“Heading into the Fourth of July, public safety leaders are coming together to remind St. Louisans that setting off fireworks in the City is both illegal and dangerous,” said Interim Public Safety Director Dr. Dan Isom. “Stay safe by enjoying one of our region’s great fireworks shows, like the one Downtown in Kiener Plaza.”
Setting off fireworks is against the law in the City of St. Louis, and extended periods of dry weather create conditions for fires to spread more rapidly through communities. Last year during the 4th of July weekend, Fire dispatchers received 324 calls for service related to fireworks. There are two times as many fires reported on Independence Day than on any other day; 50% of those are from fireworks. Illegal fireworks take away time from first responders that would be better served protecting residents. In addition, fires resulting from fireworks cause over $100 million annually direct property damage across the country.

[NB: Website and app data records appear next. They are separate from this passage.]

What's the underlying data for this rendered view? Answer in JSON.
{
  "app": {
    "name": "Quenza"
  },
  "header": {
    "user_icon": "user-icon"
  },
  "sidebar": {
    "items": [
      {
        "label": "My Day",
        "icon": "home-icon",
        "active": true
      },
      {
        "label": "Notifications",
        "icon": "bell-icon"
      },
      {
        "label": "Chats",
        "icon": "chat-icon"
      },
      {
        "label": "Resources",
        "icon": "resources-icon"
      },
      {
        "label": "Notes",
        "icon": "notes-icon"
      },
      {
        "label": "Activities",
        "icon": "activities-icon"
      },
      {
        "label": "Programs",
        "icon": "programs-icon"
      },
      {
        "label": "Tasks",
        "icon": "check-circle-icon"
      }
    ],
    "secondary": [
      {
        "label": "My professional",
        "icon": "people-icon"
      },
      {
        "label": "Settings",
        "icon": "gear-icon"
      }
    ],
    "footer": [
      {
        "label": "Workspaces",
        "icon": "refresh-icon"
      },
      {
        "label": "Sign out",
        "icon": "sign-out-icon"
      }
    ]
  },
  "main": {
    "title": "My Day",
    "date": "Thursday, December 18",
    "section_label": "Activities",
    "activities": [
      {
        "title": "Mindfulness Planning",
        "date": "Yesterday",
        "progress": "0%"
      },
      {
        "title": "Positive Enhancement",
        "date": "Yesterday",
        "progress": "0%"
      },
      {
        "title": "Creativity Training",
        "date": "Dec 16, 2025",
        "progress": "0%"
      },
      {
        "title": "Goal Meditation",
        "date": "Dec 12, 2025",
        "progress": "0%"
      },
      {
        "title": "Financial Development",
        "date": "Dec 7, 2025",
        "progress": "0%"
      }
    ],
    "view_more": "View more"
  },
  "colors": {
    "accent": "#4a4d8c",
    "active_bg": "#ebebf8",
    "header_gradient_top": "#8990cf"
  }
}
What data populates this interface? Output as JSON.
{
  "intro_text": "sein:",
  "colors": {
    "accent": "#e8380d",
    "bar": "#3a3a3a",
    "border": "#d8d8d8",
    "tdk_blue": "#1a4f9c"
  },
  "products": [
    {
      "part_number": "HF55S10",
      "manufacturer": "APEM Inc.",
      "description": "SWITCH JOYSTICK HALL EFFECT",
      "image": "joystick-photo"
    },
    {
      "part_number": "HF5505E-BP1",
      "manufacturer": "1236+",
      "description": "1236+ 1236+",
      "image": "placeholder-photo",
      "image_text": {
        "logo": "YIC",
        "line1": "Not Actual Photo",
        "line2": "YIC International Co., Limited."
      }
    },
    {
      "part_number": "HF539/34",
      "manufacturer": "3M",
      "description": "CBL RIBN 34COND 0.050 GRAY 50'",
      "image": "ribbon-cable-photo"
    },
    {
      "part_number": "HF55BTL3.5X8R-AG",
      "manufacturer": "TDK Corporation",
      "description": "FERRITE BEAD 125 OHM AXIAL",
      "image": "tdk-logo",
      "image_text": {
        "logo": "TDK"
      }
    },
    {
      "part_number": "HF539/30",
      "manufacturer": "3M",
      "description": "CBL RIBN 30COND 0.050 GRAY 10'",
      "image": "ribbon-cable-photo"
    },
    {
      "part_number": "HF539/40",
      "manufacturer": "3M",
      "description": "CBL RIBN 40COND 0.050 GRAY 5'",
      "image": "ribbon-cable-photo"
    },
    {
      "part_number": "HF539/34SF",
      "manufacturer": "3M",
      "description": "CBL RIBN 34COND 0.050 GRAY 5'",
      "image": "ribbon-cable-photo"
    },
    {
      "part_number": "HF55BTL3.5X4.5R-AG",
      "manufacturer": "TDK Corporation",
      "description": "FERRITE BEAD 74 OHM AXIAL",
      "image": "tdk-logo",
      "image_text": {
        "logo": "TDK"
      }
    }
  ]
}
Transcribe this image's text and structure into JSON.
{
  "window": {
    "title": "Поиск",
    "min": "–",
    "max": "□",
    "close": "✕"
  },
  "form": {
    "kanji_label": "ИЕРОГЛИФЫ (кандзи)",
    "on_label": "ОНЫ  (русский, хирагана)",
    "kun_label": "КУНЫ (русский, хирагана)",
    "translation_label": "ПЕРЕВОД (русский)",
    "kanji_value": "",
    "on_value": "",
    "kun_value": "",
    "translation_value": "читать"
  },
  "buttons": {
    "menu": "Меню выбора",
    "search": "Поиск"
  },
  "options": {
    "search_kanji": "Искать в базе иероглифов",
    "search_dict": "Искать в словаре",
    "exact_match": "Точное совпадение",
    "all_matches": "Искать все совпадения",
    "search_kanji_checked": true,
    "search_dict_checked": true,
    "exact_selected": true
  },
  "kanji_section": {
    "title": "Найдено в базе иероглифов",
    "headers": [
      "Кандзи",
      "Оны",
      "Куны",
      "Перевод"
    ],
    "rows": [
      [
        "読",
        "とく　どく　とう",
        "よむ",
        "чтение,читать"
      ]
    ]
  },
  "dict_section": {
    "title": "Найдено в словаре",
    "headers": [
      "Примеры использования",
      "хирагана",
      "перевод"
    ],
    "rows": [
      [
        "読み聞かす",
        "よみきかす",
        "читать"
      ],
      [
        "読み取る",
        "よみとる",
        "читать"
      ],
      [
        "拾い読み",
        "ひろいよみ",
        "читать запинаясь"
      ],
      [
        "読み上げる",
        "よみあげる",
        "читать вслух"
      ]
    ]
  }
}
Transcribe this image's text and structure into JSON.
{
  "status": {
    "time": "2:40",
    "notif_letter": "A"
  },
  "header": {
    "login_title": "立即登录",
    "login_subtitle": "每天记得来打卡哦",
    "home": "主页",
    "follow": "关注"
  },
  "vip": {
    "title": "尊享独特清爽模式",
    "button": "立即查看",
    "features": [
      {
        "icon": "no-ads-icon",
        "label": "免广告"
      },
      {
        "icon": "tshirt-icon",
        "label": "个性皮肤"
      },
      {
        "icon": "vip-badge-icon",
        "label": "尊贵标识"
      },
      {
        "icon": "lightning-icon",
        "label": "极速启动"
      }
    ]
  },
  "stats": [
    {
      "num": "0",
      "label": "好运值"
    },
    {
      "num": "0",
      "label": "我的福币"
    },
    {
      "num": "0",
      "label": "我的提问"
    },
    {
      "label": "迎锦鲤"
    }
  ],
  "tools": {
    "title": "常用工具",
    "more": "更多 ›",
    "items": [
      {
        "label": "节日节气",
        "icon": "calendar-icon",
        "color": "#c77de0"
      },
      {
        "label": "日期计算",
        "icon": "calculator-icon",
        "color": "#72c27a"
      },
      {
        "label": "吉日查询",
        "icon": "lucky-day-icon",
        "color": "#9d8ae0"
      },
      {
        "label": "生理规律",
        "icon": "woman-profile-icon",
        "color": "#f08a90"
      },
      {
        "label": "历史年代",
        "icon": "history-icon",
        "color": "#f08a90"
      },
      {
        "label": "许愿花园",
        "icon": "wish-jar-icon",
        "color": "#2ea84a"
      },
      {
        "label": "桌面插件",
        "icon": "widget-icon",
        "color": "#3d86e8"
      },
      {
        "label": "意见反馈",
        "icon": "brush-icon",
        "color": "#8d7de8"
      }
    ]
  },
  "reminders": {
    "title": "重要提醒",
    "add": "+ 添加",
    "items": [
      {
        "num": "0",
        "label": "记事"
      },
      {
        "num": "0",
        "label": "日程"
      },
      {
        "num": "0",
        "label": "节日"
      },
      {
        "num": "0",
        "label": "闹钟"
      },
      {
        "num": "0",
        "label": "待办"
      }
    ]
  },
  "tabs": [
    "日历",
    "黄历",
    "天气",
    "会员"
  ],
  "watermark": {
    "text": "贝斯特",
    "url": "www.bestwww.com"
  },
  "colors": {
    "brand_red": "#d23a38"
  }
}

“Fires caused by fireworks create a bigger burden for our first responders and put them in danger,” says Fire Department Captain Garon Mosby. “Celebrate the 4th of July safely by attending the Fair St. Louis fireworks display Downtown or other safe, professionally produced shows.”
Along with increasing the likelihood of physical injuries including burns and lost appendages, illegal fireworks can be major triggers for veterans and others experiencing PTSD.
“As an Air Force Veteran, I ask the people of St. Louis to think about our veterans who may suffer from PTSD before they set off dangerous fireworks this year,” said Director of Soldiers Memorial Military Museum Mark Sundlov, who is an Air Force veteran. “As you celebrate our country and those who fought for our freedoms, show veterans respect by leaving fireworks to the professionals.”
The City of St. Louis Department of Health, which oversees the health and welfare of both humans and animals in St. Louis, encouraged all family members to protect themselves this holiday weekend.
“Keep your family safe while you celebrate,” says Department of Health Director Dr. Mati Hlatshwayo Davis. “COVID-19 continues to spread at a high level in our community. If you plan to gather with friends and family, it’s best to test yourself for COVID-19 before celebrating and if you feel sick, stay home and celebrate safely,” says Hlatshwayo Davis.
The Fourth of July weekend can also impact St. Louis pets and their owners. Loud noises and bright lights can heighten anxiety for some pets. Owners are encouraged to bring their pets inside to a room with the curtains closed to minimize the sound and light from celebrations. Pet owners should also make sure the pet wears its identification and that its microchip information is up-to-date to prevent long-term separation. The American Veterinary Medical Association has made additional tips available for pet owners.
In 2021, SLMPD issued 20 citations and made two arrests related to illegal fireworks usage. As in years past, SLMPD will deploy firework details in districts across the city for citations but will continue to focus on preventing violent crime. To report illegal firework usage, residents should call the non-emergency line at 314-231-1212.